Items from a data source:

┄┄┄┄┄┄┄┄┄┄┄┄┄┄┄┄┄┄┄┄

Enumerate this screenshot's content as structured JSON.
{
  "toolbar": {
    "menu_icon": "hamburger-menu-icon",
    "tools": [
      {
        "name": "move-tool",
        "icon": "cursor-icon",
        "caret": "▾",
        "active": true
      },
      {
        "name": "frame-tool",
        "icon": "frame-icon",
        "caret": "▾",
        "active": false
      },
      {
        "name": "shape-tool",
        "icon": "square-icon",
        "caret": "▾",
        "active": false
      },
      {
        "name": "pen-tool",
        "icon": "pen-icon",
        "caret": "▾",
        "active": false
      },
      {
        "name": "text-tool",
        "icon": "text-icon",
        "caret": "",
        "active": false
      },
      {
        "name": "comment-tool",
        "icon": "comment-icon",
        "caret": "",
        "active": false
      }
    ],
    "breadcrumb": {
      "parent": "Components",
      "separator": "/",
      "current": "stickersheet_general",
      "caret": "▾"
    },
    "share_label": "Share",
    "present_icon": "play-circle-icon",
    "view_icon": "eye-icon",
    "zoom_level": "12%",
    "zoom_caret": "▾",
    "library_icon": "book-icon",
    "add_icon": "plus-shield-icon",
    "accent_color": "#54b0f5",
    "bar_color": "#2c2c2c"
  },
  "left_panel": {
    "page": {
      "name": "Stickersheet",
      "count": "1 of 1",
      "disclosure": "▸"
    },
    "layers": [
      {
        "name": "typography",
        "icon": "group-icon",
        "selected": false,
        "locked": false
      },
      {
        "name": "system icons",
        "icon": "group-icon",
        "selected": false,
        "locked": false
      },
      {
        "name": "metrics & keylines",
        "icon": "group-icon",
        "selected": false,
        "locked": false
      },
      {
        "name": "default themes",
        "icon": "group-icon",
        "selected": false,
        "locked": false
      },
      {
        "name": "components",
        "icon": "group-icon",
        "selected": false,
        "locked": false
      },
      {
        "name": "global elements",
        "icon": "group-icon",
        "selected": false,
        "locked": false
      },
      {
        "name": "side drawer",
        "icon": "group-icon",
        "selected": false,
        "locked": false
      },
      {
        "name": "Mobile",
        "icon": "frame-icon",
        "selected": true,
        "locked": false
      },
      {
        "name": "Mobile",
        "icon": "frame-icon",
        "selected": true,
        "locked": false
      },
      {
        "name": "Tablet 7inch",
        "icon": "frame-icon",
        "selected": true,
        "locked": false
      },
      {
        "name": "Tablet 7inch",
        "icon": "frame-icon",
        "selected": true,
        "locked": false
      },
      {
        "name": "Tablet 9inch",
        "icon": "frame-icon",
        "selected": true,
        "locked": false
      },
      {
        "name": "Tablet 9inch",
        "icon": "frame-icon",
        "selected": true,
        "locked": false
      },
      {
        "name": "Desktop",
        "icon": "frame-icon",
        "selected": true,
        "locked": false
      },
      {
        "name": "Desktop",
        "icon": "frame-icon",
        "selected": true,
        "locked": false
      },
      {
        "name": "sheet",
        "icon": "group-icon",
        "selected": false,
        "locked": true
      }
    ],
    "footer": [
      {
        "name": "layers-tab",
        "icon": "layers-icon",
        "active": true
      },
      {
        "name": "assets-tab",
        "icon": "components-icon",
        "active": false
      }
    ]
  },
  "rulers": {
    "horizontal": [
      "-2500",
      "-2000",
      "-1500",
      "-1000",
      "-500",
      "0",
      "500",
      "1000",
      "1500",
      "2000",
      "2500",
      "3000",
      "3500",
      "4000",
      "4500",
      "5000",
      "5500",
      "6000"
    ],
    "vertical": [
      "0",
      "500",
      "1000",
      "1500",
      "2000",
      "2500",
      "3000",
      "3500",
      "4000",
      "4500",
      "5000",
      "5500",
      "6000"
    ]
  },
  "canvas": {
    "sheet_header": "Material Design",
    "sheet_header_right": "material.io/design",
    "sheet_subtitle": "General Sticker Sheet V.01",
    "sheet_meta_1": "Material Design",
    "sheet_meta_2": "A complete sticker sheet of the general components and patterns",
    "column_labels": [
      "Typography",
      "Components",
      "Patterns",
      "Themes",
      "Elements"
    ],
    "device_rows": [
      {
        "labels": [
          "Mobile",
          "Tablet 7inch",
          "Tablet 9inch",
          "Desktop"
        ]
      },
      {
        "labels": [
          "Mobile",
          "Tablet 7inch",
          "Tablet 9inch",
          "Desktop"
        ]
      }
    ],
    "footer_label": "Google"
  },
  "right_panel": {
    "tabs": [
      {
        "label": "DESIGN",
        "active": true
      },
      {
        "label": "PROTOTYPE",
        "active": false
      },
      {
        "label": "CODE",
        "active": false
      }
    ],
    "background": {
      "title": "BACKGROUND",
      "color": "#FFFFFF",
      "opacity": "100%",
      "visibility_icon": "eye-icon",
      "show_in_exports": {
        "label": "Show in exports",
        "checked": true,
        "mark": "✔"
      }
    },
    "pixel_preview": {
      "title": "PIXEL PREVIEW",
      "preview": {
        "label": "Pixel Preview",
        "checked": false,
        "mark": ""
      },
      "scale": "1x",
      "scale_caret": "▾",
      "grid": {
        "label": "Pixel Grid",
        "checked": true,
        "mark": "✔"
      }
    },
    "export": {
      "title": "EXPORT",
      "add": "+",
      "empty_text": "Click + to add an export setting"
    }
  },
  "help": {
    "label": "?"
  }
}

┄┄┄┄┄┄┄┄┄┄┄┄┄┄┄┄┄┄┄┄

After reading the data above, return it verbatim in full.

WRITTEN SOLUTION>
Enumerate this screenshot's content as structured JSON.
{
  "toolbar": {
    "menu_icon": "hamburger-menu-icon",
    "tools": [
      {
        "name": "move-tool",
        "icon": "cursor-icon",
        "caret": "▾",
        "active": true
      },
      {
        "name": "frame-tool",
        "icon": "frame-icon",
        "caret": "▾",
        "active": false
      },
      {
        "name": "shape-tool",
        "icon": "square-icon",
        "caret": "▾",
        "active": false
      },
      {
        "name": "pen-tool",
        "icon": "pen-icon",
        "caret": "▾",
        "active": false
      },
      {
        "name": "text-tool",
        "icon": "text-icon",
        "caret": "",
        "active": false
      },
      {
        "name": "comment-tool",
        "icon": "comment-icon",
        "caret": "",
        "active": false
      }
    ],
    "breadcrumb": {
      "parent": "Components",
      "separator": "/",
      "current": "stickersheet_general",
      "caret": "▾"
    },
    "share_label": "Share",
    "present_icon": "play-circle-icon",
    "view_icon": "eye-icon",
    "zoom_level": "12%",
    "zoom_caret": "▾",
    "library_icon": "book-icon",
    "add_icon": "plus-shield-icon",
    "accent_color": "#54b0f5",
    "bar_color": "#2c2c2c"
  },
  "left_panel": {
    "page": {
      "name": "Stickersheet",
      "count": "1 of 1",
      "disclosure": "▸"
    },
    "layers": [
      {
        "name": "typography",
        "icon": "group-icon",
        "selected": false,
        "locked": false
      },
      {
        "name": "system icons",
        "icon": "group-icon",
        "selected": false,
        "locked": false
      },
      {
        "name": "metrics & keylines",
        "icon": "group-icon",
        "selected": false,
        "locked": false
      },
      {
        "name": "default themes",
        "icon": "group-icon",
        "selected": false,
        "locked": false
      },
      {
        "name": "components",
        "icon": "group-icon",
        "selected": false,
        "locked": false
      },
      {
        "name": "global elements",
        "icon": "group-icon",
        "selected": false,
        "locked": false
      },
      {
        "name": "side drawer",
        "icon": "group-icon",
        "selected": false,
        "locked": false
      },
      {
        "name": "Mobile",
        "icon": "frame-icon",
        "selected": true,
        "locked": false
      },
      {
        "name": "Mobile",
        "icon": "frame-icon",
        "selected": true,
        "locked": false
      },
      {
        "name": "Tablet 7inch",
        "icon": "frame-icon",
        "selected": true,
        "locked": false
      },
      {
        "name": "Tablet 7inch",
        "icon": "frame-icon",
        "selected": true,
        "locked": false
      },
      {
        "name": "Tablet 9inch",
        "icon": "frame-icon",
        "selected": true,
        "locked": false
      },
      {
        "name": "Tablet 9inch",
        "icon": "frame-icon",
        "selected": true,
        "locked": false
      },
      {
        "name": "Desktop",
        "icon": "frame-icon",
        "selected": true,
        "locked": false
      },
      {
        "name": "Desktop",
        "icon": "frame-icon",
        "selected": true,
        "locked": false
      },
      {
        "name": "sheet",
        "icon": "group-icon",
        "selected": false,
        "locked": true
      }
    ],
    "footer": [
      {
        "name": "layers-tab",
        "icon": "layers-icon",
        "active": true
      },
      {
        "name": "assets-tab",
        "icon": "components-icon",
        "active": false
      }
    ]
  },
  "rulers": {
    "horizontal": [
      "-2500",
      "-2000",
      "-1500",
      "-1000",
      "-500",
      "0",
      "500",
      "1000",
      "1500",
      "2000",
      "2500",
      "3000",
      "3500",
      "4000",
      "4500",
      "5000",
      "5500",
      "6000"
    ],
    "vertical": [
      "0",
      "500",
      "1000",
      "1500",
      "2000",
      "2500",
      "3000",
      "3500",
      "4000",
      "4500",
      "5000",
      "5500",
      "6000"
    ]
  },
  "canvas": {
    "sheet_header": "Material Design",
    "sheet_header_right": "material.io/design",
    "sheet_subtitle": "General Sticker Sheet V.01",
    "sheet_meta_1": "Material Design",
    "sheet_meta_2": "A complete sticker sheet of the general components and patterns",
    "column_labels": [
      "Typography",
      "Components",
      "Patterns",
      "Themes",
      "Elements"
    ],
    "device_rows": [
      {
        "labels": [
          "Mobile",
          "Tablet 7inch",
          "Tablet 9inch",
          "Desktop"
        ]
      },
      {
        "labels": [
          "Mobile",
          "Tablet 7inch",
          "Tablet 9inch",
          "Desktop"
        ]
      }
    ],
    "footer_label": "Google"
  },
  "right_panel": {
    "tabs": [
      {
        "label": "DESIGN",
        "active": true
      },
      {
        "label": "PROTOTYPE",
        "active": false
      },
      {
        "label": "CODE",
        "active": false
      }
    ],
    "background": {
      "title": "BACKGROUND",
      "color": "#FFFFFF",
      "opacity": "100%",
      "visibility_icon": "eye-icon",
      "show_in_exports": {
        "label": "Show in exports",
        "checked": true,
        "mark": "✔"
      }
    },
    "pixel_preview": {
      "title": "PIXEL PREVIEW",
      "preview": {
        "label": "Pixel Preview",
        "checked": false,
        "mark": ""
      },
      "scale": "1x",
      "scale_caret": "▾",
      "grid": {
        "label": "Pixel Grid",
        "checked": true,
        "mark": "✔"
      }
    },
    "export": {
      "title": "EXPORT",
      "add": "+",
      "empty_text": "Click + to add an export setting"
    }
  },
  "help": {
    "label": "?"
  }
}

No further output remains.